Action item: If a line in the data below contains the word "JSON", copy it out.

Given data:

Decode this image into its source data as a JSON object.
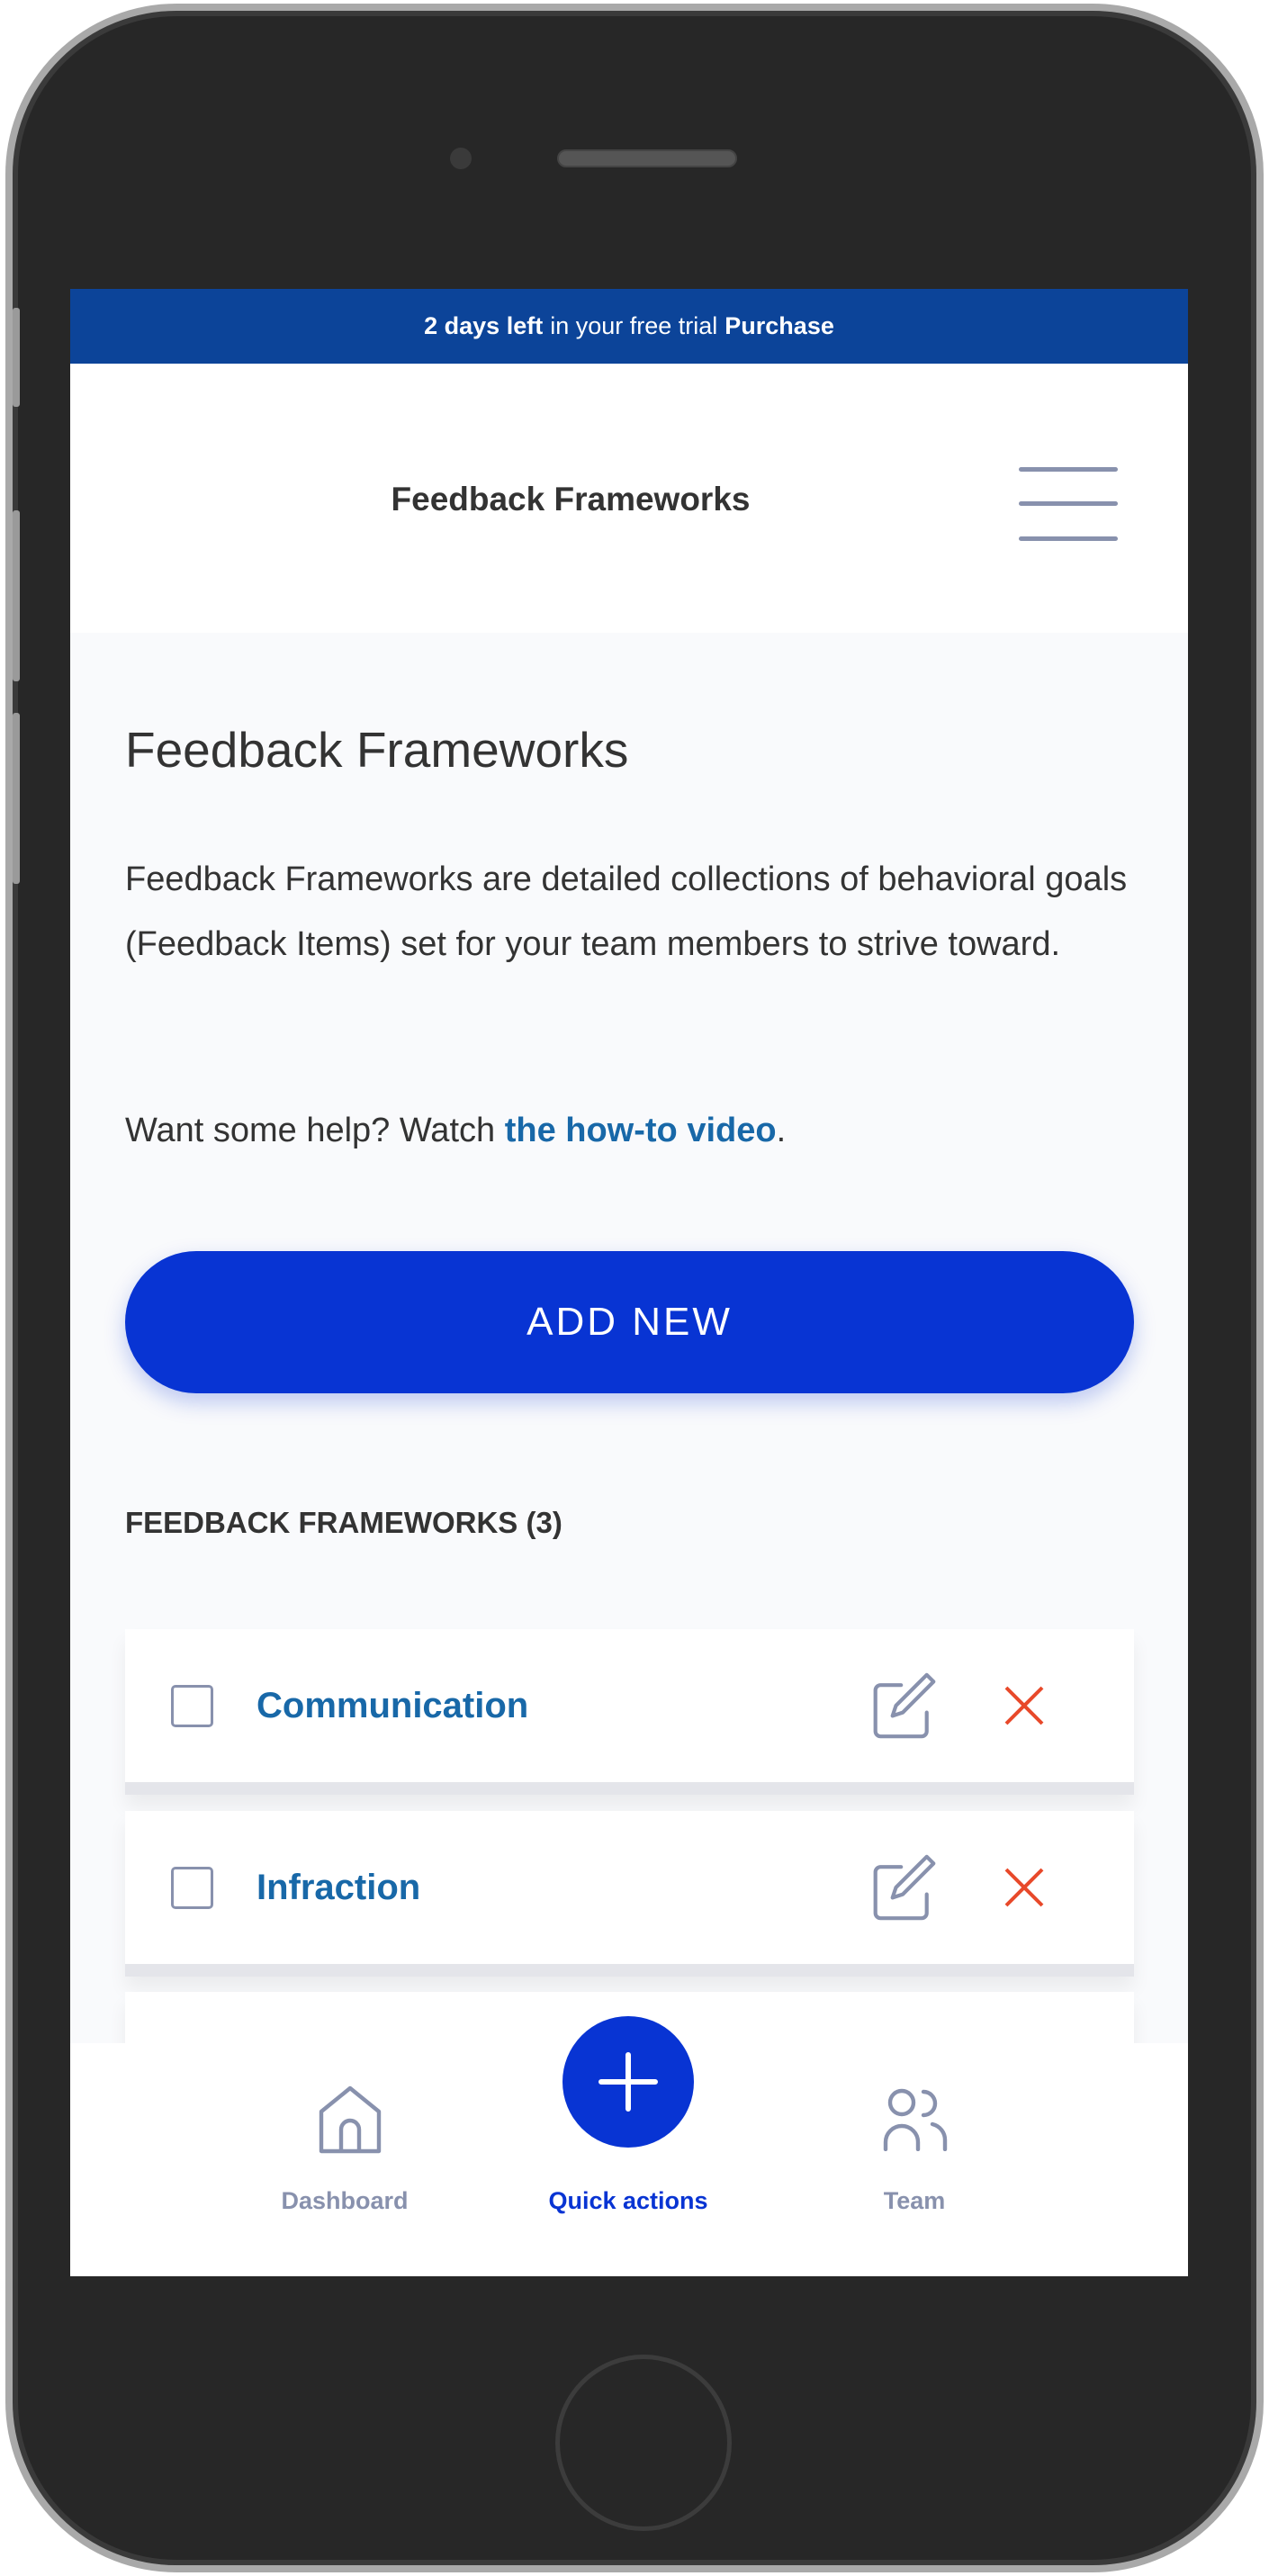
{
  "banner": {
    "days": "2 days left",
    "middle": "in your free trial",
    "purchase": "Purchase"
  },
  "header": {
    "title": "Feedback Frameworks"
  },
  "page": {
    "heading": "Feedback Frameworks",
    "description": "Feedback Frameworks are detailed collections of behavioral goals (Feedback Items) set for your team members to strive toward.",
    "help_prefix": "Want some help? Watch ",
    "help_link": "the how-to video",
    "help_suffix": ".",
    "add_button": "ADD NEW",
    "section_title": "FEEDBACK FRAMEWORKS (3)"
  },
  "frameworks": [
    {
      "name": "Communication"
    },
    {
      "name": "Infraction"
    },
    {
      "name": ""
    }
  ],
  "nav": {
    "dashboard": "Dashboard",
    "quick_actions": "Quick actions",
    "team": "Team"
  },
  "colors": {
    "banner": "#0c4499",
    "primary": "#0834d3",
    "link": "#1868a8",
    "delete": "#e8492a",
    "icon": "#8891ad"
  }
}
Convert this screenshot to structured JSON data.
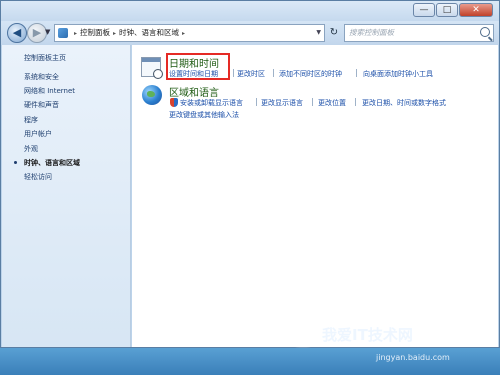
{
  "window": {
    "controls": {
      "minimize": "—",
      "maximize": "□",
      "close": "✕"
    }
  },
  "navigation": {
    "back_icon": "back-arrow-icon",
    "forward_icon": "forward-arrow-icon",
    "breadcrumbs": [
      "控制面板",
      "时钟、语言和区域"
    ],
    "search_placeholder": "搜索控制面板"
  },
  "sidebar": {
    "items": [
      {
        "label": "控制面板主页"
      },
      {
        "label": "系统和安全"
      },
      {
        "label": "网络和 Internet"
      },
      {
        "label": "硬件和声音"
      },
      {
        "label": "程序"
      },
      {
        "label": "用户帐户"
      },
      {
        "label": "外观"
      },
      {
        "label": "时钟、语言和区域",
        "current": true
      },
      {
        "label": "轻松访问"
      }
    ]
  },
  "main": {
    "datetime": {
      "title": "日期和时间",
      "links": [
        "设置时间和日期",
        "更改时区",
        "添加不同时区的时钟",
        "向桌面添加时钟小工具"
      ]
    },
    "region": {
      "title": "区域和语言",
      "links_row1": [
        "安装或卸载显示语言",
        "更改显示语言",
        "更改位置",
        "更改日期、时间或数字格式"
      ],
      "links_row2": [
        "更改键盘或其他输入法"
      ]
    }
  },
  "watermark": {
    "text": "我爱IT技术网",
    "url": "jingyan.baidu.com"
  },
  "colors": {
    "highlight_box": "#e52a25",
    "link": "#1a4ea8",
    "category_title": "#1e5a12"
  }
}
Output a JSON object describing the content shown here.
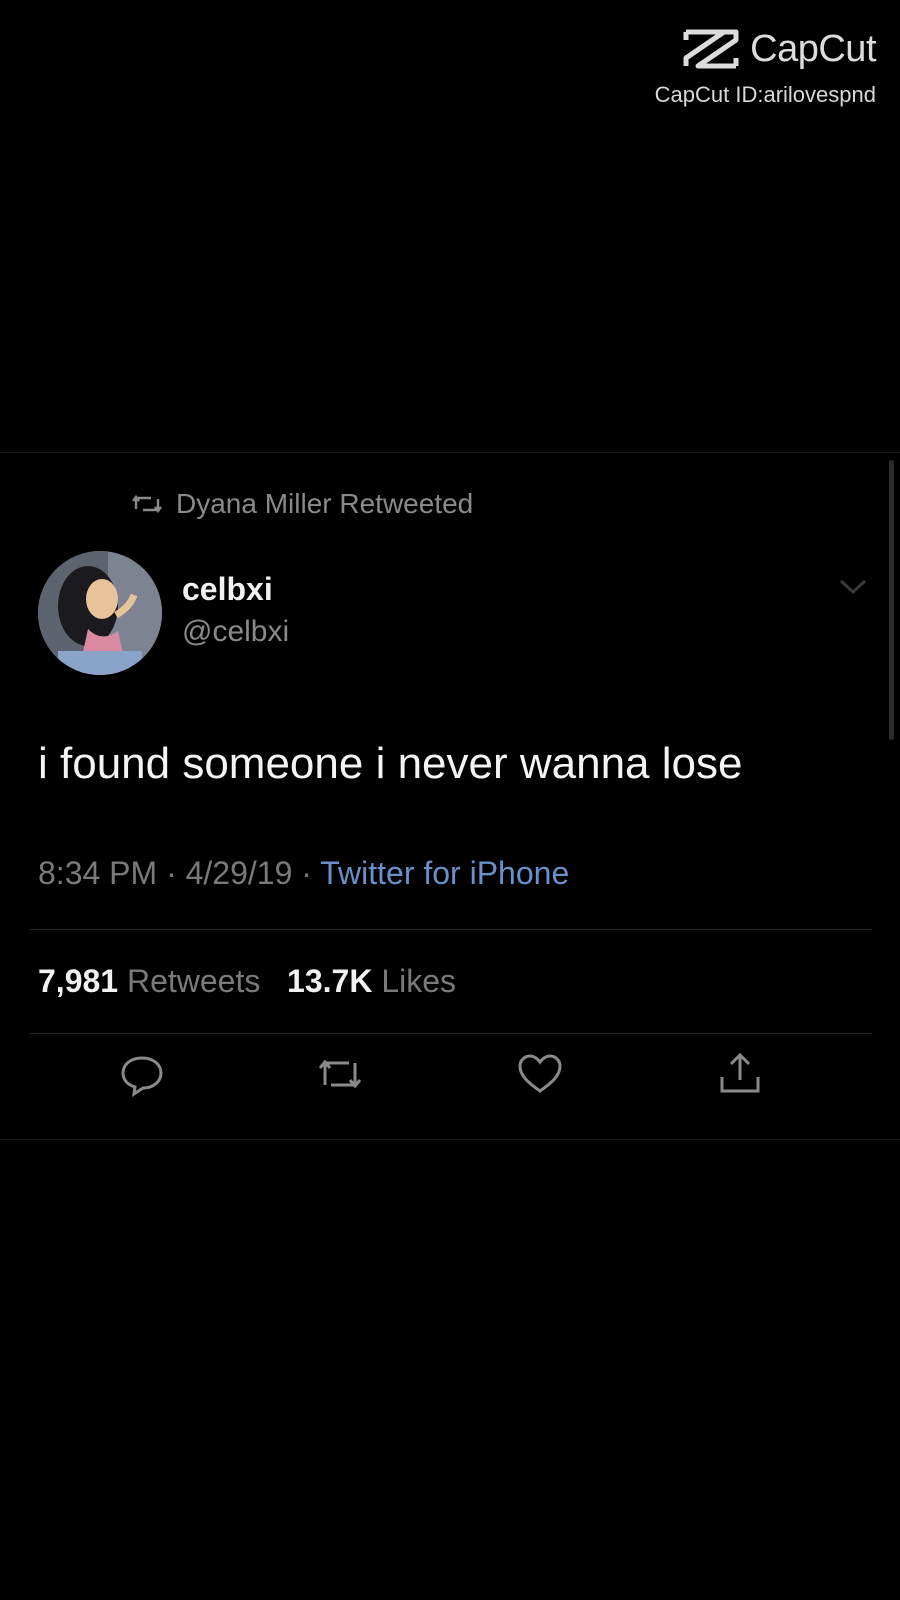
{
  "watermark": {
    "brand": "CapCut",
    "id_text": "CapCut ID:arilovespnd"
  },
  "tweet": {
    "retweet_label": "Dyana Miller Retweeted",
    "author": {
      "name": "celbxi",
      "handle": "@celbxi"
    },
    "text": "i found someone i never wanna lose",
    "time": "8:34 PM",
    "date": "4/29/19",
    "source": "Twitter for iPhone",
    "stats": {
      "retweets_count": "7,981",
      "retweets_label": "Retweets",
      "likes_count": "13.7K",
      "likes_label": "Likes"
    },
    "icons": [
      "retweet-icon",
      "chevron-down-icon",
      "reply-icon",
      "retweet-icon",
      "like-icon",
      "share-icon"
    ]
  },
  "colors": {
    "background": "#000000",
    "text": "#f4f4f4",
    "muted": "#7a7a7a",
    "link": "#6b8fc9"
  }
}
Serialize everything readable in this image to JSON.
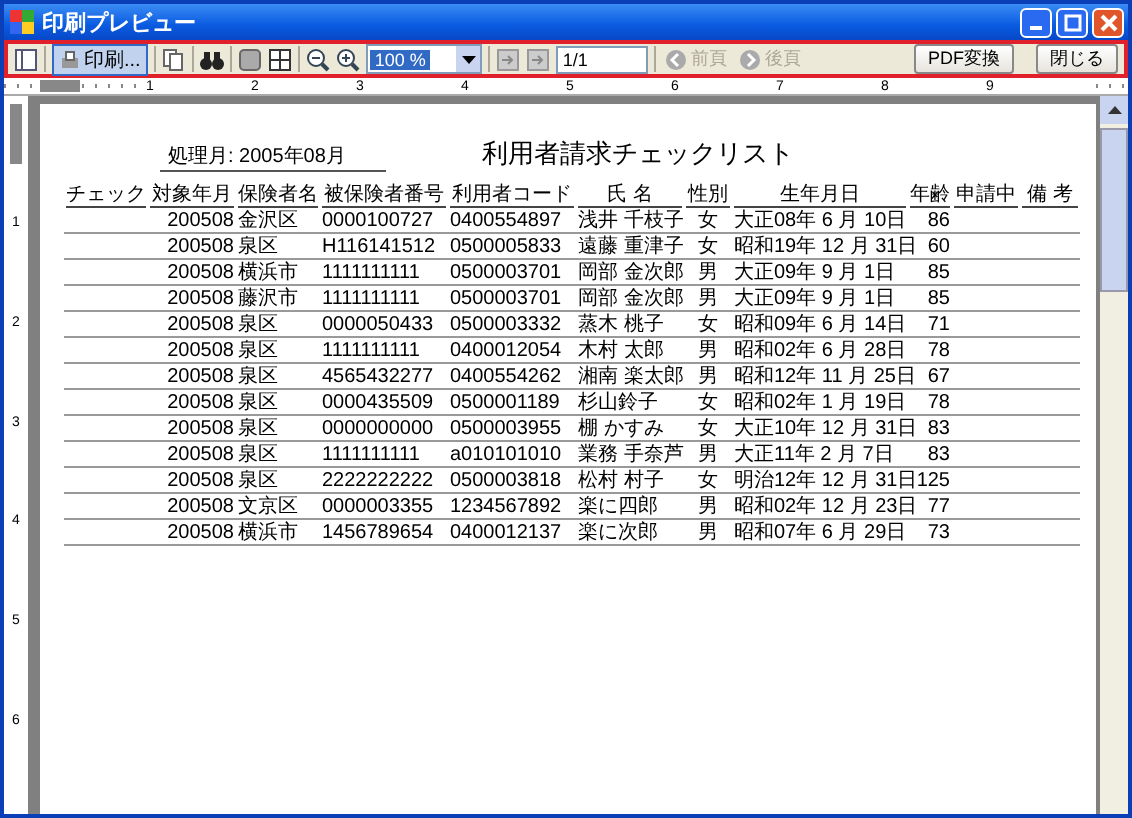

Exercise answer:
Decode this image into its source data as a JSON object.
Convert this screenshot to structured JSON data.
Output a JSON object describing the content shown here.
Serialize everything readable in this image to JSON.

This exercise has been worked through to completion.